To do >> Using the records below, find every line that includes "JSON" and copy it.

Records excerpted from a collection
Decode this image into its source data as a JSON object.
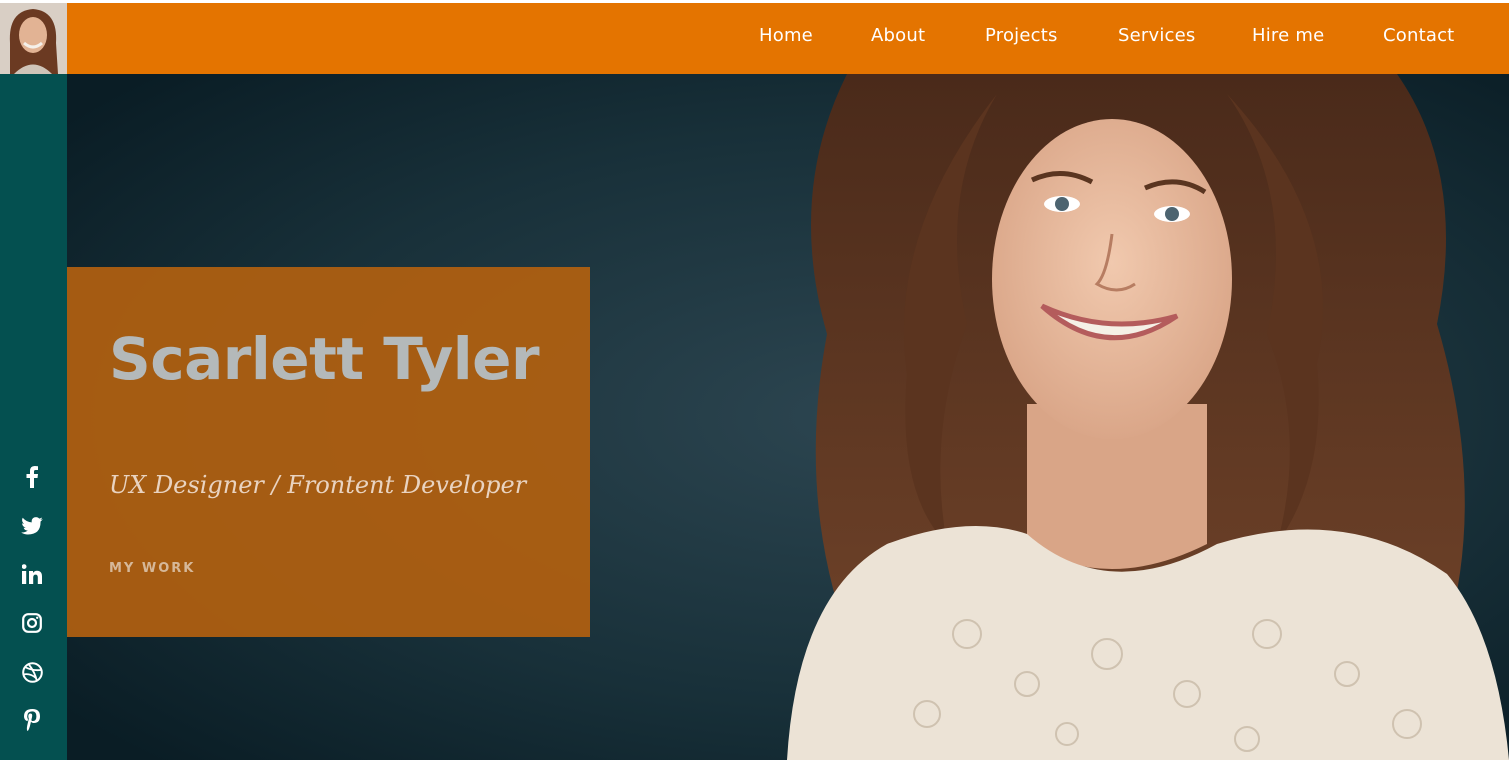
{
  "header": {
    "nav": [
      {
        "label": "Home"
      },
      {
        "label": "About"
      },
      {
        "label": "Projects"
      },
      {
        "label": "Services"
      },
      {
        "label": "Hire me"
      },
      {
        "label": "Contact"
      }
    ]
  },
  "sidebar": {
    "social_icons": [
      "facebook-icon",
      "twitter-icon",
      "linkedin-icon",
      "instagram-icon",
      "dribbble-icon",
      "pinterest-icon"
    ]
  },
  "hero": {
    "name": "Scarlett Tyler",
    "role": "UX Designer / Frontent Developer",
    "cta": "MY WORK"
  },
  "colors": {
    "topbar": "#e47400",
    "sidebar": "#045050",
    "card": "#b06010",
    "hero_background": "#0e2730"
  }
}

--

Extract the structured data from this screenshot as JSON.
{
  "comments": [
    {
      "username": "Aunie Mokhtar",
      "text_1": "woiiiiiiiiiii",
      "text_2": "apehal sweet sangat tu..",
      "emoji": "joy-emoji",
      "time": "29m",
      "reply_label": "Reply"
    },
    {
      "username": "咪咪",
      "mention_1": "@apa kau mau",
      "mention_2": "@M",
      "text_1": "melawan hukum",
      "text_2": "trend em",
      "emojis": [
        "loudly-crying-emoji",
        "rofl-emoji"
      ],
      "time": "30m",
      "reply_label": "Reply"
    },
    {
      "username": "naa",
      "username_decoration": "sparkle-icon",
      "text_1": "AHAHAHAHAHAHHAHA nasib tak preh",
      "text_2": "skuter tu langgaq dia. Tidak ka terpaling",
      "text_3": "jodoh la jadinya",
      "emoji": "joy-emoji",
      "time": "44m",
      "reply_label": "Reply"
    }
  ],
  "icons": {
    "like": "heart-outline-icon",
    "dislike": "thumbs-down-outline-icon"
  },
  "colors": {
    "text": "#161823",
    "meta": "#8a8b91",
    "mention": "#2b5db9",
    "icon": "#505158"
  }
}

Result of the exercise >>
Decode this image into its source data as a JSON object.
Extract the structured data from this screenshot as JSON.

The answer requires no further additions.